Sombre, unpretentious and quietly moving, "City by the Sea" is the sort of character-driven thriller Sidney Lumet ("Dog Day Afternoon", "Serpico") used to make.
Chances are prime-period Lumet would have sorted out some of the clunky, explanation-heavy dialogue in Ken Hixon's script, but still, this policier is a boost for Robert De Niro fans despairing at his recent descent into bland production line dross.
It's ironic that De Niro - who has spent so much time and money rejuvenating the Big Apple's Tribeca district - should star in a movie that so damningly runs down New York suburb Long Beach. The 'city by the sea' looks like Blackpool after a visit from Satan - scuzzy, graffiti-strewn, peppered with junkies and strip joints. One of the junkies is Joey (Franco), prime suspect in a murder case being worked on by Detective Vincent LaMarca (De Niro). The twist? Joey is the son LaMarca abandoned 14 years ago...
Far-fetched? Well, there's more: LaMarca's dad was executed in the 50s for child murder. Vincent once knocked his wife about. The media are wondering if the family has a 'murder gene'. Oh, and the movie's based on fact.
Regardless of the truth-link, "City" would still appear implausible - and the "sins of the father" theme laboured - were it not for the performances. For once there's a supporting cast that can stand up to De Niro. Character stalwarts William Forsythe and George Dzundza lend weight to their one-dimensional roles, and Frances McDormand gives presence to Vince's girlfriend. But most impressive are the youngsters - the mesmerising, fragile James Franco and surprisingly gutsy Eliza Dushku.
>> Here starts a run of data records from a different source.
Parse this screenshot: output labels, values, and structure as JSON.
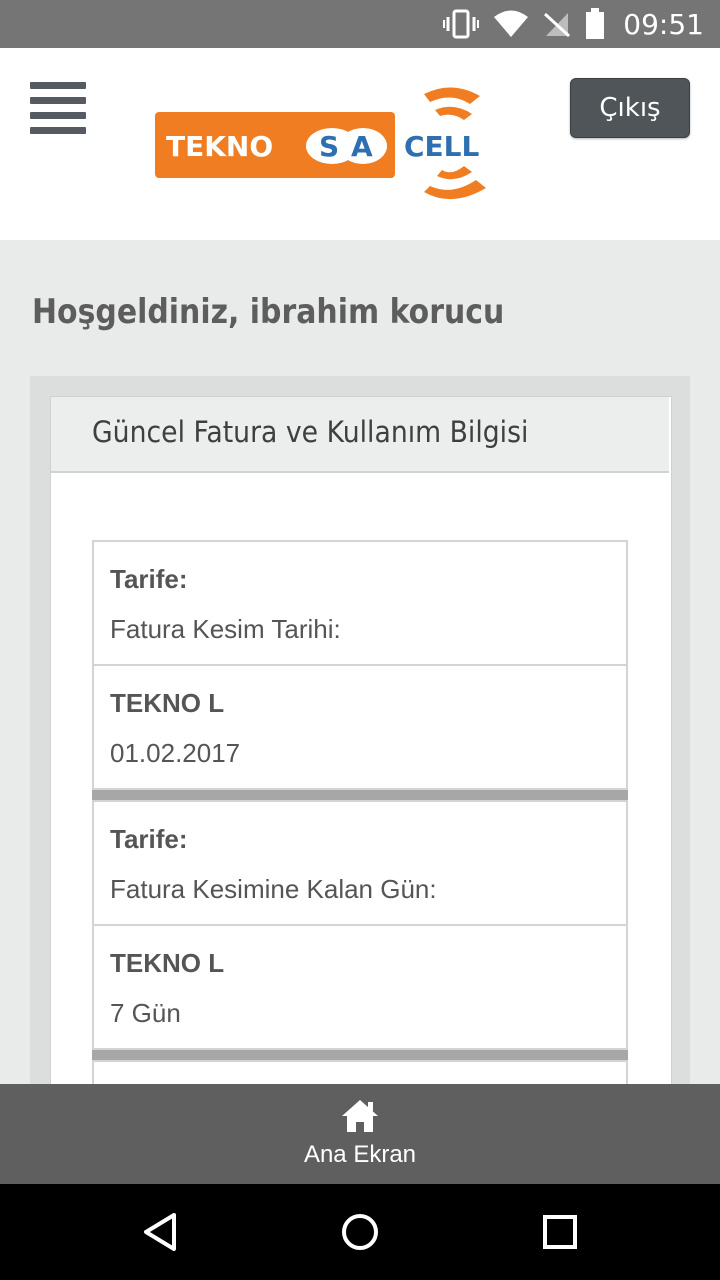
{
  "status_bar": {
    "time": "09:51",
    "icons": [
      "vibrate-icon",
      "wifi-icon",
      "no-sim-icon",
      "battery-icon"
    ]
  },
  "header": {
    "logo_text_left": "TEKNOSA",
    "logo_text_right": "CELL",
    "logout_label": "Çıkış"
  },
  "welcome": "Hoşgeldiniz, ibrahim korucu",
  "card": {
    "title": "Güncel Fatura ve Kullanım Bilgisi",
    "blocks": [
      {
        "label_head": "Tarife:",
        "label_sub": "Fatura Kesim Tarihi:",
        "value_head": "TEKNO L",
        "value_sub": "01.02.2017"
      },
      {
        "label_head": "Tarife:",
        "label_sub": "Fatura Kesimine Kalan Gün:",
        "value_head": "TEKNO L",
        "value_sub": "7 Gün"
      }
    ]
  },
  "bottom_nav": {
    "home_label": "Ana Ekran"
  },
  "colors": {
    "brand_orange": "#f07d22",
    "brand_blue": "#2d6fb0",
    "bar_gray": "#5f5f5f",
    "status_gray": "#757575"
  }
}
At the centre, De Niro gives his best dramatic performance in years - subtle, understated, pained-behind-the-eyes. There's more depth and emotion here than in his last 10 movies. Not exactly "GoodFellas", then, but a far cry from "Showtime".